‘Bimodal IT’ is a term coined by Gartner. It describes one approach for both keeping the lights on with mission critical, but stable core IT systems (Mode 1), whilst taking another route (Mode 2) to delivering the innovative new applications required to digitally transform and differentiate the business.
Both streams of IT are critical. Mode 1 requires highly specialised programmers, long and detailed development cycles. Control, detailed planning and process adherence are of priority. Projects are technical and require little involvement from business teams. Mode 2 requires a high degree of business involvement, fast turnaround, and frequent updates; effectively a quick sprint to rapidly transform business ideas into applications.
According to a recent survey by the analyst group, nearly 40 per cent of CIOs have embraced bimodal IT, with the majority of the remainder planning to follow in the next three years. Those yet to implement bimodal IT were tellingly those who also fared worst in terms of digital strategy performance.
If you’re one of the recently converted, you won’t want to rush blindly into bimodal IT, oblivious to the mistakes made by those who have already ventured down that path.
Based on experience over many customer projects, here are seven mistakes and misconceptions I’ve learned firms need to avoid when implementing bimodal IT:
1. Thinking bimodal IT impacts only IT – In transforming how IT operates, bimodal IT changes the way the business operates too. Mode 2 is about bringing IT and business together to collaboratively bring new ideas to market. This requires the business to be much more actively involved, as well as take different approaches to planning, budgeting and decision making.
2. Lacking strong (business) leadership – Strong IT and business leadership is absolutely critical to implementing bimodal IT. The individual responsible for operationally setting up Mode 2 needs to be a strong leader, and ideally even a business leader. That’s because the goals and KPIs of Mode 2 are so completely different from Mode 1. When Mode 2 is set up by someone with a Mode 1 mind-set, they tend to focus on the wrong things (e.g. upfront planning vs. learning as you go, technical evaluations vs. business value etc.), limiting the team’s chance of success
3. Confusing Mode 2 with ‘agile’ – One of the biggest misconception about bimodal IT is that Mode 2 is synonymous with agile. Don’t get me wrong; iterative development is a key part of it. Because requirements for digital applications are often fuzzy, teams need to work in short, iterative cycles, creating functionality, releasing it, and iterating continually based on user feedback. But the Process element extends beyond agile, encompassing DevOps practices (to achieve the deployment agility required for continuous iteration) and new governance models.
4. Not creating dedicated teams for Mode 1/2 – Organisations that have one team serving as both Mode 1 and Mode 2 will inevitably fail. For starters, Mode 1 always takes precedence over Mode 2. When your SAP production instance goes down, your team is going to drop everything to put out the fire, leaving the innovation project on the shelf. Second, Mode 1 and Mode 2 require a different set of people, processes and platforms. By forcing one team to perform double duty, you’re not setting yourself up for success.

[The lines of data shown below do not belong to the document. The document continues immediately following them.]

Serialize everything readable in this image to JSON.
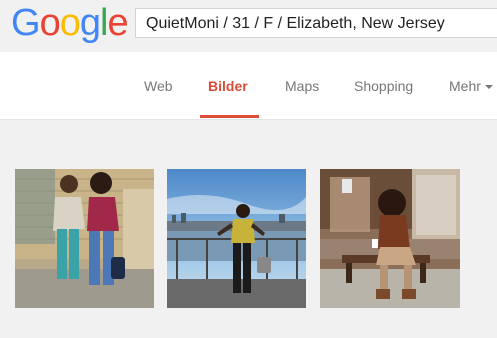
{
  "logo": {
    "letters": [
      "G",
      "o",
      "o",
      "g",
      "l",
      "e"
    ],
    "colors": [
      "#4285f4",
      "#ea4335",
      "#fbbc05",
      "#4285f4",
      "#34a853",
      "#ea4335"
    ]
  },
  "search": {
    "value": "QuietMoni / 31 / F / Elizabeth, New Jersey"
  },
  "tabs": [
    {
      "label": "Web"
    },
    {
      "label": "Bilder",
      "active": true
    },
    {
      "label": "Maps"
    },
    {
      "label": "Shopping"
    },
    {
      "label": "Mehr"
    }
  ],
  "images": [
    {
      "name": "two-women-posing-brick-wall"
    },
    {
      "name": "woman-posing-waterfront-railing"
    },
    {
      "name": "woman-sitting-bench-storefront"
    }
  ],
  "colors": {
    "accent": "#dd4b39",
    "tab_text": "#777777"
  }
}
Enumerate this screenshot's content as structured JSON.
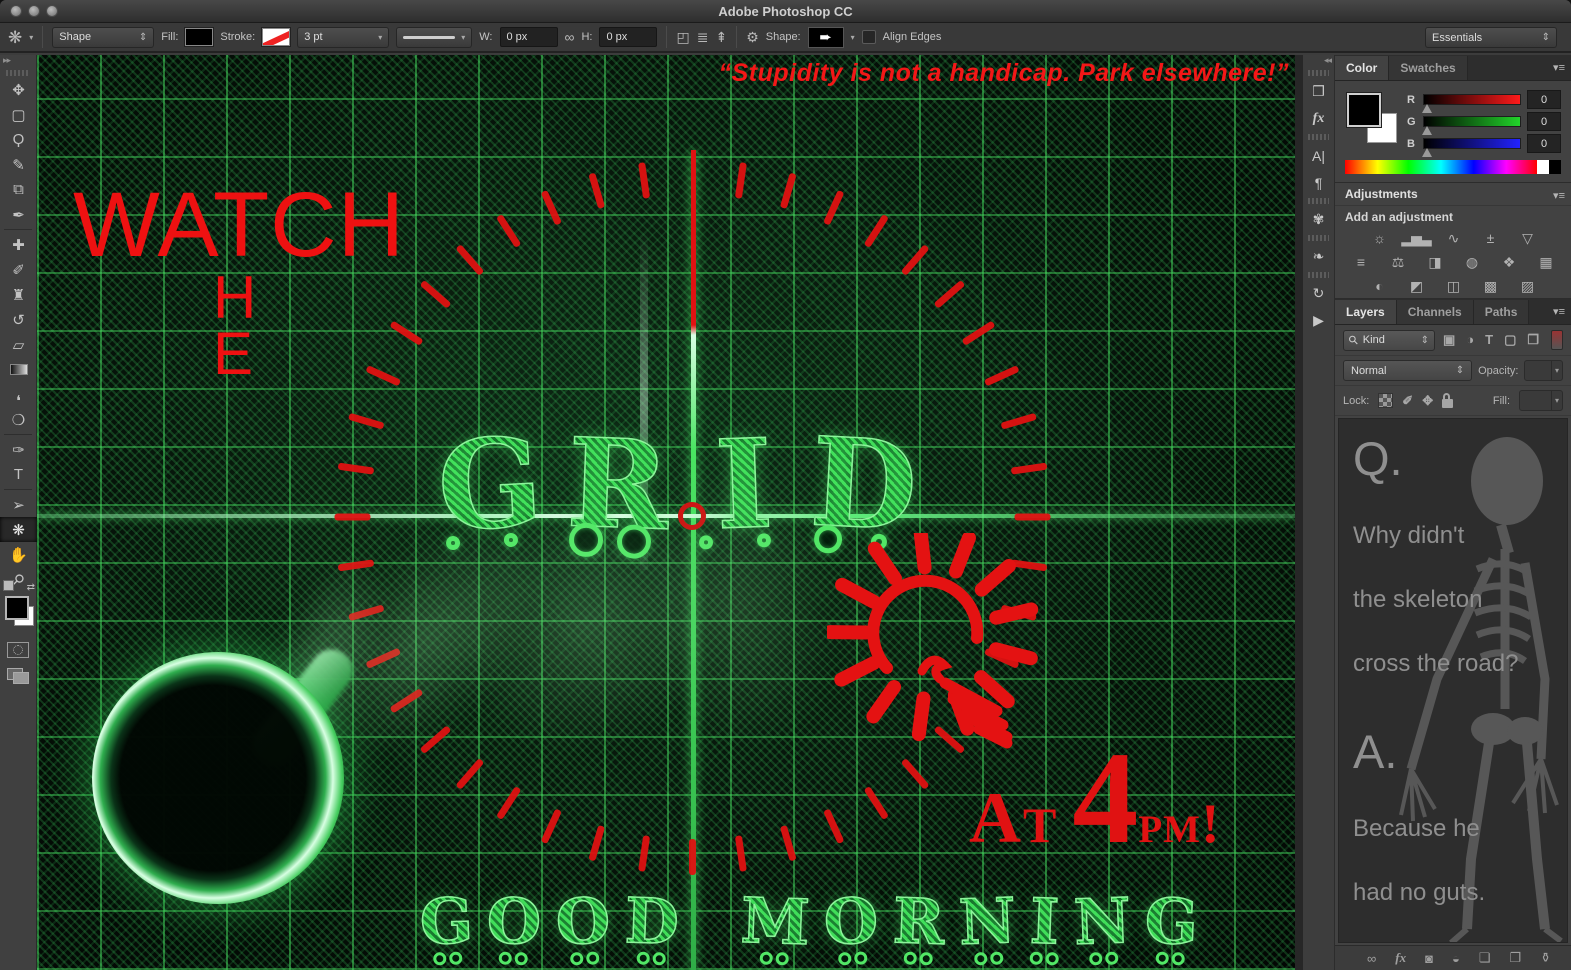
{
  "window": {
    "title": "Adobe Photoshop CC"
  },
  "options_bar": {
    "tool_glyph": "❋",
    "mode_value": "Shape",
    "fill_label": "Fill:",
    "stroke_label": "Stroke:",
    "stroke_width_value": "3 pt",
    "width_label": "W:",
    "width_value": "0 px",
    "link_glyph": "∞",
    "height_label": "H:",
    "height_value": "0 px",
    "path_ops_glyph": "◰",
    "align_glyph": "≣",
    "arrange_glyph": "⇞",
    "gear_glyph": "⚙",
    "shape_label": "Shape:",
    "shape_preview_glyph": "➨",
    "align_edges_label": "Align Edges",
    "workspace_value": "Essentials"
  },
  "toolbar": {
    "tools": [
      {
        "name": "move-tool",
        "glyph": "✥"
      },
      {
        "name": "rectangular-marquee-tool",
        "glyph": "▢"
      },
      {
        "name": "lasso-tool",
        "glyph": "Ϙ"
      },
      {
        "name": "quick-selection-tool",
        "glyph": "✎"
      },
      {
        "name": "crop-tool",
        "glyph": "⧉"
      },
      {
        "name": "eyedropper-tool",
        "glyph": "✒"
      },
      {
        "name": "healing-brush-tool",
        "glyph": "✚"
      },
      {
        "name": "brush-tool",
        "glyph": "✐"
      },
      {
        "name": "clone-stamp-tool",
        "glyph": "♜"
      },
      {
        "name": "history-brush-tool",
        "glyph": "↺"
      },
      {
        "name": "eraser-tool",
        "glyph": "▱"
      },
      {
        "name": "gradient-tool",
        "glyph": "css-gradient"
      },
      {
        "name": "blur-tool",
        "glyph": "❜"
      },
      {
        "name": "dodge-tool",
        "glyph": "❍"
      },
      {
        "name": "pen-tool",
        "glyph": "✑"
      },
      {
        "name": "type-tool",
        "glyph": "T"
      },
      {
        "name": "path-selection-tool",
        "glyph": "➢"
      },
      {
        "name": "custom-shape-tool",
        "glyph": "❋",
        "selected": true
      },
      {
        "name": "hand-tool",
        "glyph": "✋"
      },
      {
        "name": "zoom-tool",
        "glyph": "⚲"
      }
    ]
  },
  "side_strip": {
    "icons": [
      {
        "name": "properties-panel-icon",
        "glyph": "❒"
      },
      {
        "name": "styles-panel-icon",
        "glyph": "fx"
      },
      {
        "name": "character-panel-icon",
        "glyph": "A|"
      },
      {
        "name": "paragraph-panel-icon",
        "glyph": "¶"
      },
      {
        "name": "brush-panel-icon",
        "glyph": "✾"
      },
      {
        "name": "clone-source-panel-icon",
        "glyph": "❧"
      },
      {
        "name": "history-panel-icon",
        "glyph": "↻"
      },
      {
        "name": "actions-panel-icon",
        "glyph": "▶"
      }
    ]
  },
  "color_panel": {
    "tabs": [
      "Color",
      "Swatches"
    ],
    "channels": [
      {
        "label": "R",
        "value": "0",
        "to": "#ff1a1a"
      },
      {
        "label": "G",
        "value": "0",
        "to": "#22d42a"
      },
      {
        "label": "B",
        "value": "0",
        "to": "#2222ff"
      }
    ]
  },
  "adjustments_panel": {
    "title": "Adjustments",
    "subtitle": "Add an adjustment",
    "rows": [
      [
        {
          "name": "brightness-contrast-icon",
          "glyph": "☼"
        },
        {
          "name": "levels-icon",
          "glyph": "▂▅▃"
        },
        {
          "name": "curves-icon",
          "glyph": "∿"
        },
        {
          "name": "exposure-icon",
          "glyph": "±"
        },
        {
          "name": "vibrance-icon",
          "glyph": "▽"
        }
      ],
      [
        {
          "name": "hue-saturation-icon",
          "glyph": "≡"
        },
        {
          "name": "color-balance-icon",
          "glyph": "⚖"
        },
        {
          "name": "black-white-icon",
          "glyph": "◨"
        },
        {
          "name": "photo-filter-icon",
          "glyph": "◍"
        },
        {
          "name": "channel-mixer-icon",
          "glyph": "❖"
        },
        {
          "name": "color-lookup-icon",
          "glyph": "▦"
        }
      ],
      [
        {
          "name": "invert-icon",
          "glyph": "◐"
        },
        {
          "name": "posterize-icon",
          "glyph": "◩"
        },
        {
          "name": "threshold-icon",
          "glyph": "◫"
        },
        {
          "name": "gradient-map-icon",
          "glyph": "▩"
        },
        {
          "name": "selective-color-icon",
          "glyph": "▨"
        }
      ]
    ]
  },
  "layers_panel": {
    "tabs": [
      "Layers",
      "Channels",
      "Paths"
    ],
    "search_label": "Kind",
    "filter_icons": [
      {
        "name": "filter-pixel-layers-icon",
        "glyph": "▣"
      },
      {
        "name": "filter-adjustment-layers-icon",
        "glyph": "◑"
      },
      {
        "name": "filter-type-layers-icon",
        "glyph": "T"
      },
      {
        "name": "filter-shape-layers-icon",
        "glyph": "▢"
      },
      {
        "name": "filter-smart-objects-icon",
        "glyph": "❐"
      }
    ],
    "blend_mode_value": "Normal",
    "opacity_label": "Opacity:",
    "lock_label": "Lock:",
    "fill_label": "Fill:",
    "bottom_icons": [
      {
        "name": "link-layers-icon",
        "glyph": "∞"
      },
      {
        "name": "layer-style-icon",
        "glyph": "fx"
      },
      {
        "name": "layer-mask-icon",
        "glyph": "◙"
      },
      {
        "name": "adjustment-layer-icon",
        "glyph": "◒"
      },
      {
        "name": "new-group-icon",
        "glyph": "❏"
      },
      {
        "name": "new-layer-icon",
        "glyph": "❐"
      },
      {
        "name": "delete-layer-icon",
        "glyph": "⚱"
      }
    ],
    "joke": {
      "q_label": "Q.",
      "q_lines": [
        "Why didn't",
        "the skeleton",
        "cross the road?"
      ],
      "a_label": "A.",
      "a_lines": [
        "Because he",
        "had no guts."
      ]
    }
  },
  "canvas": {
    "quote": "“Stupidity is not a handicap. Park elsewhere!”",
    "watch_text": "WATCH",
    "the_letters": [
      "H",
      "E"
    ],
    "grid_letters": [
      "G",
      "R",
      "I",
      "D"
    ],
    "morning_text": "GOOD MORNING",
    "time": {
      "at": "At",
      "hour": "4",
      "suffix": "pm!"
    },
    "colors": {
      "red": "#e31313",
      "green": "#57ea6a"
    }
  }
}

5. Overlooking the Matchmaker role – When building your Mode 2 team, it’s important to identify the individual(s) that will help cultivate and prioritise new project ideas through a strong dialog with the business. These matchmakers have a deep understanding of, and trusted relationship with the business, which they can leverage to uncover new opportunities that can be exploited with Mode 2. Without them, it’s much harder to identify projects that deliver real business impact.
6. Keeping Mode 1 and 2 completely separate – While we believe Mode 1 and Mode 2 teams should have separate reporting structures, the two teams should never be isolated from each other. In fact, the two should collaborate and work closely together, whether to integrate a Mode 2 digital application with a system of record or to transfer maintenance of a digital application to Mode 1 once it becomes mission critical, requiring stability and security over speed and agility.
7. Ignoring technical debt – Mode 2 is a great way to rapidly bring new applications to market. However, you can’t move fast at the expense of accumulating technical debt along the way. It is important to ensure maintainability, refactoring applications over time as required.
While 75 per cent of IT organisations will have a bimodal capability by 2017, Gartner predicts that half of those will make a mess. Don’t be one of them! Avoid the mistakes above to you implement bimodal IT properly and sustainably, with a focus on the right business outcomes that drive your digital innovation initiatives forward.
Written by Roald Kruit, Co-founder at Mendix